We also said:
Therefore, we look forward to a clear and unambiguous statement on Mr. Ratliff’s website. What kind of science education does he favor — evolution, straight up? Or some watered-down, religiously-oriented creationist version? This is a simple question. One or two straightforward sentences on the Ratliff website will clarify the matter.
Mr. Ratliff has just informed us about some position papers that he added to his website. He expresses the hope that, despite some disagreement, we can maintain a professional discourse and an open dialogue on what is appropriate for public schools to teach or not teach. We’ll do our best to comply with his wishes.
The Thomas Ratliff website has a new section: The Issues. At the bottom of that are links to positions on several topics. Two of those are of particular interest to us.
First: In-State vs. Out-Of-State Experts, in which Mr. Ratliff states that he sees no good reason to use non-Texan experts to review curriculum standards:
Unfortunately, I think the reason we have experts from around the country coming to Texas can be summed up in one word: politics. Some of the SBOE members search far and wide to find “experts” that also support their political agendas.
We like that — especially because Seattle isn’t in Texas.
And then there’s this position statement — the one we’ve been waiting for: Creation vs. Evolution. Here’s an excerpt:
I believe the Bible tells us who created the Earth and why. I believe science tells us when the Earth was created and how. Neither is designed to tell the other story, therefore we shouldn’t ask them to try.
I believe God created the Heavens and the Earth millions and millions of years ago. I do not believe, as my opponent does, that the Earth is a mere few thousand years old, nor do I believe, as my opponent does, that dinosaurs and mankind lived at the same time.
For those who have followed this issue during the debate at the SBOE, I offer the following explanation of my position on this issue. Had I been a member of the SBOE at the time when the science curriculum was adopted, I would have voted with Bob Craig, Tincy Miller and the majority of the board members to adopt the science curriculum.
We’d like even more clarity — but maybe the statement is clear enough, given the political realities involved. We understand this to mean that Mr. Ratliff wants the public schools to teach science, as scientists want to teach it. That’s the way the curriculum standards were originally drafted, before the McLeroy faction started amending things. Such a position would leave religious matters — including creationism — for home and family.
Even if we’re reading too much into Mr. Ratliff’s statement, he’s still a big improvement over McLeroy. We wish him well in the coming election.

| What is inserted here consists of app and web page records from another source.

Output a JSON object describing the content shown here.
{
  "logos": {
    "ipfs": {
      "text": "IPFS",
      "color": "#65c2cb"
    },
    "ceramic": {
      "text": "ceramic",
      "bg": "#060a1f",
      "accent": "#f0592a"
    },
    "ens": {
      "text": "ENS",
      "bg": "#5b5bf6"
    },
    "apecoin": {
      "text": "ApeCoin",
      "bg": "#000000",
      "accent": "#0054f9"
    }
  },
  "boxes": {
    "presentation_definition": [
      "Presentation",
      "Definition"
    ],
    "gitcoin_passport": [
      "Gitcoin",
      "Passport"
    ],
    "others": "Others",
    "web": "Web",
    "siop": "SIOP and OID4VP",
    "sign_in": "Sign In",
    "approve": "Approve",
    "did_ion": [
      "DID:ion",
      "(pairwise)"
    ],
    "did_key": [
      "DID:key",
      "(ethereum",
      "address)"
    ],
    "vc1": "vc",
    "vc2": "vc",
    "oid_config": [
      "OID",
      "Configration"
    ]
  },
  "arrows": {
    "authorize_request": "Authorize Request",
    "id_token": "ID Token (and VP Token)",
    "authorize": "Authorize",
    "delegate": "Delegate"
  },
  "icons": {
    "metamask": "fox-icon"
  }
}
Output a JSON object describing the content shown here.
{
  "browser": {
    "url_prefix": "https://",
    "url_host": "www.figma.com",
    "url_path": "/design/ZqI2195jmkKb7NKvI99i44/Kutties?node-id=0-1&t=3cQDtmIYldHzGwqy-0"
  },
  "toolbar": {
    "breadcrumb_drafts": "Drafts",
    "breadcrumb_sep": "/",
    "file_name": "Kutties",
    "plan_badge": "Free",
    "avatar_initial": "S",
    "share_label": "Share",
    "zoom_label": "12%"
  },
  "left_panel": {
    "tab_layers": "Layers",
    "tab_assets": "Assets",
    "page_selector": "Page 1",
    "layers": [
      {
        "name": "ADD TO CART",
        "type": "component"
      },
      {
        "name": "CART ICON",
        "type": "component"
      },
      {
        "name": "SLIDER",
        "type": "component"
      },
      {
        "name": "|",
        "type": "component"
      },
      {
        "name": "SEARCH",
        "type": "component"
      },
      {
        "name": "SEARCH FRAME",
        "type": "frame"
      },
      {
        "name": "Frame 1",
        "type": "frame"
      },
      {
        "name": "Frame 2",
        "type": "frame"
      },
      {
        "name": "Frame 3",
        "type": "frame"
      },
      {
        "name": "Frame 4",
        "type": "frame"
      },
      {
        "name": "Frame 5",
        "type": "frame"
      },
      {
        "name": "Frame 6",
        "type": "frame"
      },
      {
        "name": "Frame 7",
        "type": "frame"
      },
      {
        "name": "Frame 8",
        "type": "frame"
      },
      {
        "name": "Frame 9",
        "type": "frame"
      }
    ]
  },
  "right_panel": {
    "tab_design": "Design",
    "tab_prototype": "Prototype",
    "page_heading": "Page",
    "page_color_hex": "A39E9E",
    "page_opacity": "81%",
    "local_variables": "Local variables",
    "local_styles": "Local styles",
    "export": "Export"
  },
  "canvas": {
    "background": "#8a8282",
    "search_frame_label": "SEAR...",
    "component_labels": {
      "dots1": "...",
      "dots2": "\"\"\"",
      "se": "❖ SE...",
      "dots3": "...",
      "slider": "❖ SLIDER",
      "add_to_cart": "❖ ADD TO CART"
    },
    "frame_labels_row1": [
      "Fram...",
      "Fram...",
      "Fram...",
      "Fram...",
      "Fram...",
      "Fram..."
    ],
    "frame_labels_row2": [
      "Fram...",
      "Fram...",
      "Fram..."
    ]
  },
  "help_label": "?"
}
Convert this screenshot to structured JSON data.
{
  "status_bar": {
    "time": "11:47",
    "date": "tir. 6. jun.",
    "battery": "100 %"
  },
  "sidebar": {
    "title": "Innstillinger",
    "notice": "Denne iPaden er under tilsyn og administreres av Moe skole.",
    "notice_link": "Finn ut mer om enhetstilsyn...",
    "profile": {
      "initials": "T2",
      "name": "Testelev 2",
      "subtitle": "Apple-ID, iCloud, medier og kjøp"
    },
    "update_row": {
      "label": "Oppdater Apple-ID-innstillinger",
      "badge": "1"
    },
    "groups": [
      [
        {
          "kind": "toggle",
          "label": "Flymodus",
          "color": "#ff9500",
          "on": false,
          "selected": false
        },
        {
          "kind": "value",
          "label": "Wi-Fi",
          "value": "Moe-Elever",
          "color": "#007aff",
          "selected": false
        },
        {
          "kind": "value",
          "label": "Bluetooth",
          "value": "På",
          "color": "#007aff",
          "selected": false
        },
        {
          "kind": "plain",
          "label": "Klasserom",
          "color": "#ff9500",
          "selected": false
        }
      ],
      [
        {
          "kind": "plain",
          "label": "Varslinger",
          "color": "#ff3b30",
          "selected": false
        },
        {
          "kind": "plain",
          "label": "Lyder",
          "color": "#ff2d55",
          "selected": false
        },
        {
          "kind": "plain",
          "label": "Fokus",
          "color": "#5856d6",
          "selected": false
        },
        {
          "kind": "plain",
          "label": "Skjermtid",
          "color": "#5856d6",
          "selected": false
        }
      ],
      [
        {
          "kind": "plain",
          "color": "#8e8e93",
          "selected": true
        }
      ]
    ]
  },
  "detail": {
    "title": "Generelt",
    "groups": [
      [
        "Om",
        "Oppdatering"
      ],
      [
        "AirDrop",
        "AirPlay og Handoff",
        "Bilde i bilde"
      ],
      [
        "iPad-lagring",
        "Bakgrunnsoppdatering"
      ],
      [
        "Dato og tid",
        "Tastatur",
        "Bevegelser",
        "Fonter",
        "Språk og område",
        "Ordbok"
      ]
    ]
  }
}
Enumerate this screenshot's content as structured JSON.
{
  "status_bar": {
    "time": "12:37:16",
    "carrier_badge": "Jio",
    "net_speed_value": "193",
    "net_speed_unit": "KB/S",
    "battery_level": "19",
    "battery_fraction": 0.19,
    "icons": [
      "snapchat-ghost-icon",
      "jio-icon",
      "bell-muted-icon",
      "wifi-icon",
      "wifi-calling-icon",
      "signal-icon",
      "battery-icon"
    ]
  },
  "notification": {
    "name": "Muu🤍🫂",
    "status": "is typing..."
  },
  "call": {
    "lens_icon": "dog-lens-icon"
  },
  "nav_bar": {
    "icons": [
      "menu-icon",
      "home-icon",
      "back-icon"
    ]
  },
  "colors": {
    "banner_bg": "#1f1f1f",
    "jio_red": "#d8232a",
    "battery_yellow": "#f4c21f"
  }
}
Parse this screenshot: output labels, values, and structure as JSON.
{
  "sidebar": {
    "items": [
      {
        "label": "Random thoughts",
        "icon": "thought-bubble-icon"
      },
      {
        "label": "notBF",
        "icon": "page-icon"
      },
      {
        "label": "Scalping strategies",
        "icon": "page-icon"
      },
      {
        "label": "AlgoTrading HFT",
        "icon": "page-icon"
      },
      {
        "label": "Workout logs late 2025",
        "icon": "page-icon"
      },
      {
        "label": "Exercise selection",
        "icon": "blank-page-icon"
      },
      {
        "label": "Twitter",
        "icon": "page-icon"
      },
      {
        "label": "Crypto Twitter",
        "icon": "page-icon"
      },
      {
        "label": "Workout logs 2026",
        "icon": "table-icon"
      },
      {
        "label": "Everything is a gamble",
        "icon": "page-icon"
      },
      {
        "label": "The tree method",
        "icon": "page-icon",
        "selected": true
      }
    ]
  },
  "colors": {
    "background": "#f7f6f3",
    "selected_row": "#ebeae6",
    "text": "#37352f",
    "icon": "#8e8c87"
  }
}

If the voters agree, then Don McLeroy will soon be able to devote his full attention to the practice of dentistry.
Copyright © 2009. The Sensuous Curmudgeon. All rights reserved.